(Element data from apps and pages)
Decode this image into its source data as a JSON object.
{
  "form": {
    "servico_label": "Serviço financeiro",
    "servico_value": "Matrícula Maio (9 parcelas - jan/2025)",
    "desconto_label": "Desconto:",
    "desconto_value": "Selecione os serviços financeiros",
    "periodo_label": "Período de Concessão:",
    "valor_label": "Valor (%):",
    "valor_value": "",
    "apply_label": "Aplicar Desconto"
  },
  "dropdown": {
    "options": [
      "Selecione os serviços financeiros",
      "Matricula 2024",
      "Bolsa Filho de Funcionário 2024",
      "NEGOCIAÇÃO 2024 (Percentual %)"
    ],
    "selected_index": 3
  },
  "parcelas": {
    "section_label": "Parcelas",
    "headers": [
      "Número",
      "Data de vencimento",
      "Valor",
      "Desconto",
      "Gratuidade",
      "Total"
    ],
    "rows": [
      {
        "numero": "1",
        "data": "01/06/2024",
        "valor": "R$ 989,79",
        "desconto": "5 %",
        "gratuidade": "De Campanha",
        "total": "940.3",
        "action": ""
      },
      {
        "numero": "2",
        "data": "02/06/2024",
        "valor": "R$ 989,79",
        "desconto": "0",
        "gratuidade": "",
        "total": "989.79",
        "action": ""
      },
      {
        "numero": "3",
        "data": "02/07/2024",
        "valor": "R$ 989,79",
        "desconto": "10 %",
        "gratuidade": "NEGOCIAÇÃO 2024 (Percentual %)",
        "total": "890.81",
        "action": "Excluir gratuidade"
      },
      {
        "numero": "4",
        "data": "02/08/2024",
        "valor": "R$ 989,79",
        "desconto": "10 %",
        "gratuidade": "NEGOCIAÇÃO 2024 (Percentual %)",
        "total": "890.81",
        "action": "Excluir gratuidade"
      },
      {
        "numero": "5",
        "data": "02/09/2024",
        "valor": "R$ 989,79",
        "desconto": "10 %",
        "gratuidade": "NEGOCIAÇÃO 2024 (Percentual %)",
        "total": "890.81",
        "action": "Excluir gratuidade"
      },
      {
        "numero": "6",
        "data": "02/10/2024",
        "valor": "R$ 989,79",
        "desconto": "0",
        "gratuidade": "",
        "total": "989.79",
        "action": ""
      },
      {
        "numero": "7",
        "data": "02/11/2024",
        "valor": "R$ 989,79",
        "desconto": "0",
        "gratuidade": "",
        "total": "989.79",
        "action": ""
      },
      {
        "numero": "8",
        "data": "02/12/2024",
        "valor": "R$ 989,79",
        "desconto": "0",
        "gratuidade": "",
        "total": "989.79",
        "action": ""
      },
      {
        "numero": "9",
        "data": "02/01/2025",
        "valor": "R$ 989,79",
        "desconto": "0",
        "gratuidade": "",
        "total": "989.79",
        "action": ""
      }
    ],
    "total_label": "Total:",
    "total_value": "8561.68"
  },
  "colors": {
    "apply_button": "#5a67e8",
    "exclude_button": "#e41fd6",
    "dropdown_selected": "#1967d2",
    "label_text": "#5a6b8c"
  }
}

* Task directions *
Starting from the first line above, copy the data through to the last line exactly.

* Reply *
Decode this image into its source data as a JSON object.
{
  "form": {
    "servico_label": "Serviço financeiro",
    "servico_value": "Matrícula Maio (9 parcelas - jan/2025)",
    "desconto_label": "Desconto:",
    "desconto_value": "Selecione os serviços financeiros",
    "periodo_label": "Período de Concessão:",
    "valor_label": "Valor (%):",
    "valor_value": "",
    "apply_label": "Aplicar Desconto"
  },
  "dropdown": {
    "options": [
      "Selecione os serviços financeiros",
      "Matricula 2024",
      "Bolsa Filho de Funcionário 2024",
      "NEGOCIAÇÃO 2024 (Percentual %)"
    ],
    "selected_index": 3
  },
  "parcelas": {
    "section_label": "Parcelas",
    "headers": [
      "Número",
      "Data de vencimento",
      "Valor",
      "Desconto",
      "Gratuidade",
      "Total"
    ],
    "rows": [
      {
        "numero": "1",
        "data": "01/06/2024",
        "valor": "R$ 989,79",
        "desconto": "5 %",
        "gratuidade": "De Campanha",
        "total": "940.3",
        "action": ""
      },
      {
        "numero": "2",
        "data": "02/06/2024",
        "valor": "R$ 989,79",
        "desconto": "0",
        "gratuidade": "",
        "total": "989.79",
        "action": ""
      },
      {
        "numero": "3",
        "data": "02/07/2024",
        "valor": "R$ 989,79",
        "desconto": "10 %",
        "gratuidade": "NEGOCIAÇÃO 2024 (Percentual %)",
        "total": "890.81",
        "action": "Excluir gratuidade"
      },
      {
        "numero": "4",
        "data": "02/08/2024",
        "valor": "R$ 989,79",
        "desconto": "10 %",
        "gratuidade": "NEGOCIAÇÃO 2024 (Percentual %)",
        "total": "890.81",
        "action": "Excluir gratuidade"
      },
      {
        "numero": "5",
        "data": "02/09/2024",
        "valor": "R$ 989,79",
        "desconto": "10 %",
        "gratuidade": "NEGOCIAÇÃO 2024 (Percentual %)",
        "total": "890.81",
        "action": "Excluir gratuidade"
      },
      {
        "numero": "6",
        "data": "02/10/2024",
        "valor": "R$ 989,79",
        "desconto": "0",
        "gratuidade": "",
        "total": "989.79",
        "action": ""
      },
      {
        "numero": "7",
        "data": "02/11/2024",
        "valor": "R$ 989,79",
        "desconto": "0",
        "gratuidade": "",
        "total": "989.79",
        "action": ""
      },
      {
        "numero": "8",
        "data": "02/12/2024",
        "valor": "R$ 989,79",
        "desconto": "0",
        "gratuidade": "",
        "total": "989.79",
        "action": ""
      },
      {
        "numero": "9",
        "data": "02/01/2025",
        "valor": "R$ 989,79",
        "desconto": "0",
        "gratuidade": "",
        "total": "989.79",
        "action": ""
      }
    ],
    "total_label": "Total:",
    "total_value": "8561.68"
  },
  "colors": {
    "apply_button": "#5a67e8",
    "exclude_button": "#e41fd6",
    "dropdown_selected": "#1967d2",
    "label_text": "#5a6b8c"
  }
}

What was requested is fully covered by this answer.